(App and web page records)
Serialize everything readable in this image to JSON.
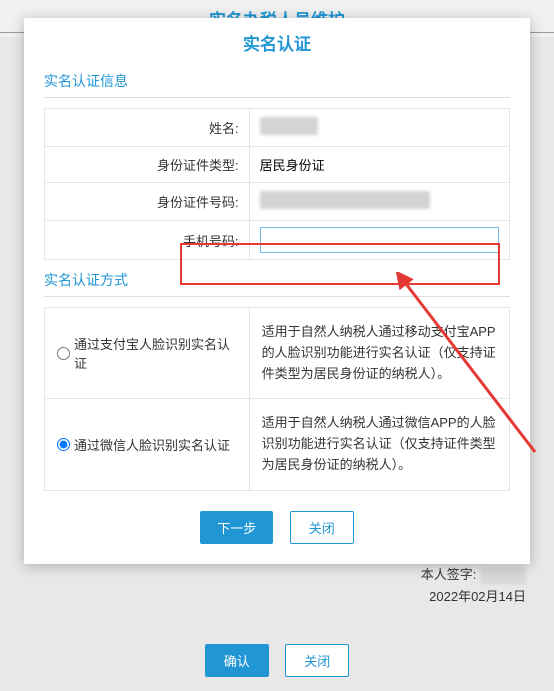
{
  "background": {
    "header_title": "实名办税人员维护",
    "signature_label": "本人签字:",
    "signature_date": "2022年02月14日",
    "confirm_label": "确认",
    "close_label": "关闭"
  },
  "modal": {
    "title": "实名认证",
    "section_info_title": "实名认证信息",
    "section_method_title": "实名认证方式",
    "form": {
      "name_label": "姓名:",
      "id_type_label": "身份证件类型:",
      "id_type_value": "居民身份证",
      "id_number_label": "身份证件号码:",
      "phone_label": "手机号码:",
      "phone_value": ""
    },
    "methods": [
      {
        "label": "通过支付宝人脸识别实名认证",
        "desc": "适用于自然人纳税人通过移动支付宝APP的人脸识别功能进行实名认证（仅支持证件类型为居民身份证的纳税人）。",
        "checked": false
      },
      {
        "label": "通过微信人脸识别实名认证",
        "desc": "适用于自然人纳税人通过微信APP的人脸识别功能进行实名认证（仅支持证件类型为居民身份证的纳税人）。",
        "checked": true
      }
    ],
    "next_label": "下一步",
    "close_label": "关闭"
  }
}
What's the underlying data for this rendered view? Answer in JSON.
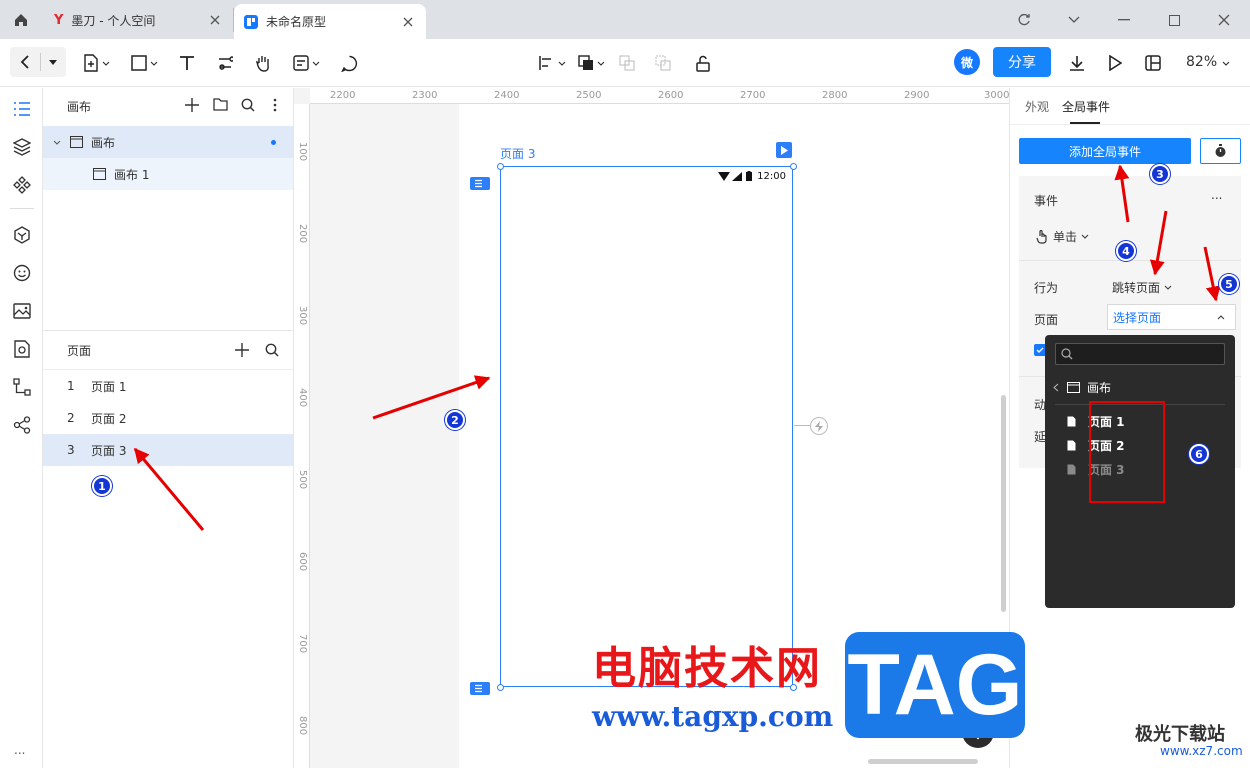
{
  "browser": {
    "tabs": [
      {
        "title": "墨刀 - 个人空间",
        "logo": "Y"
      },
      {
        "title": "未命名原型"
      }
    ]
  },
  "toolbar": {
    "wei_label": "微",
    "share_label": "分享",
    "zoom": "82%"
  },
  "layers": {
    "title": "画布",
    "items": [
      {
        "label": "画布"
      },
      {
        "label": "画布 1"
      }
    ]
  },
  "pages": {
    "title": "页面",
    "items": [
      {
        "num": "1",
        "label": "页面 1"
      },
      {
        "num": "2",
        "label": "页面 2"
      },
      {
        "num": "3",
        "label": "页面 3"
      }
    ]
  },
  "ruler": {
    "top": [
      "2200",
      "2300",
      "2400",
      "2500",
      "2600",
      "2700",
      "2800",
      "2900",
      "3000"
    ],
    "left": [
      "100",
      "200",
      "300",
      "400",
      "500",
      "600",
      "700",
      "800"
    ]
  },
  "canvas": {
    "page_label": "页面 3",
    "status_time": "12:00"
  },
  "inspector": {
    "tabs": [
      "外观",
      "全局事件"
    ],
    "add_event": "添加全局事件",
    "event_label": "事件",
    "more": "...",
    "trigger": "单击",
    "action_label": "行为",
    "action_value": "跳转页面",
    "page_label": "页面",
    "page_value": "选择页面",
    "row_anim": "动",
    "row_delay": "延"
  },
  "dropdown": {
    "folder": "画布",
    "items": [
      {
        "label": "页面 1"
      },
      {
        "label": "页面 2"
      },
      {
        "label": "页面 3"
      }
    ]
  },
  "annotations": [
    "1",
    "2",
    "3",
    "4",
    "5",
    "6"
  ],
  "watermark": {
    "cn": "电脑技术网",
    "url": "www.tagxp.com",
    "tag": "TAG",
    "site": "极光下载站",
    "site_url": "www.xz7.com"
  },
  "rail_more": "...",
  "colors": {
    "accent": "#1684fc",
    "annotation": "#1436d6",
    "arrow": "#e60000"
  }
}
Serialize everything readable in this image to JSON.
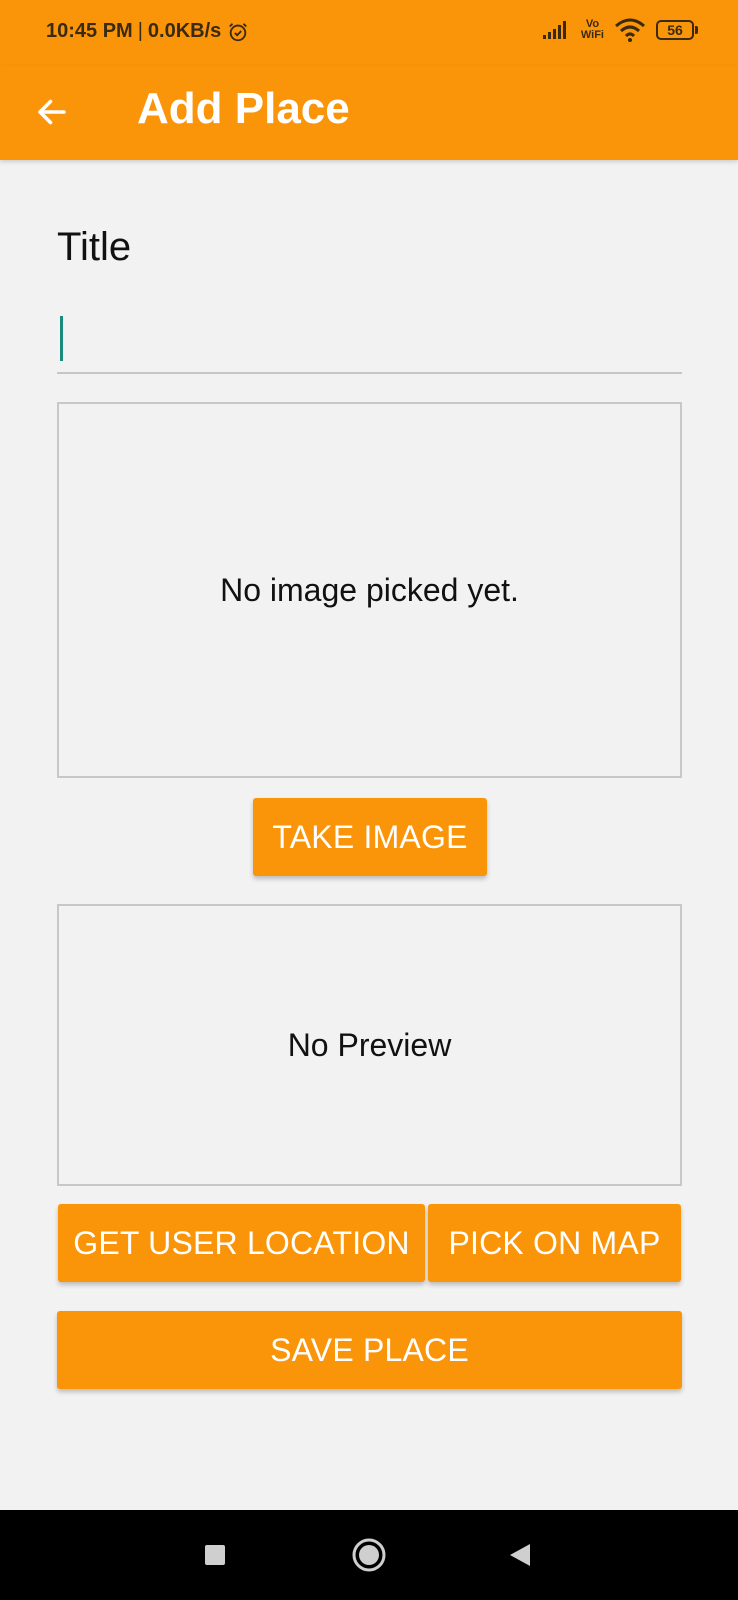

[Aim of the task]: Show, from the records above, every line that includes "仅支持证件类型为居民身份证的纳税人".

[Completed task]:
        "desc": "适用于自然人纳税人通过移动支付宝APP的人脸识别功能进行实名认证（仅支持证件类型为居民身份证的纳税人）。",
        "desc": "适用于自然人纳税人通过微信APP的人脸识别功能进行实名认证（仅支持证件类型为居民身份证的纳税人）。",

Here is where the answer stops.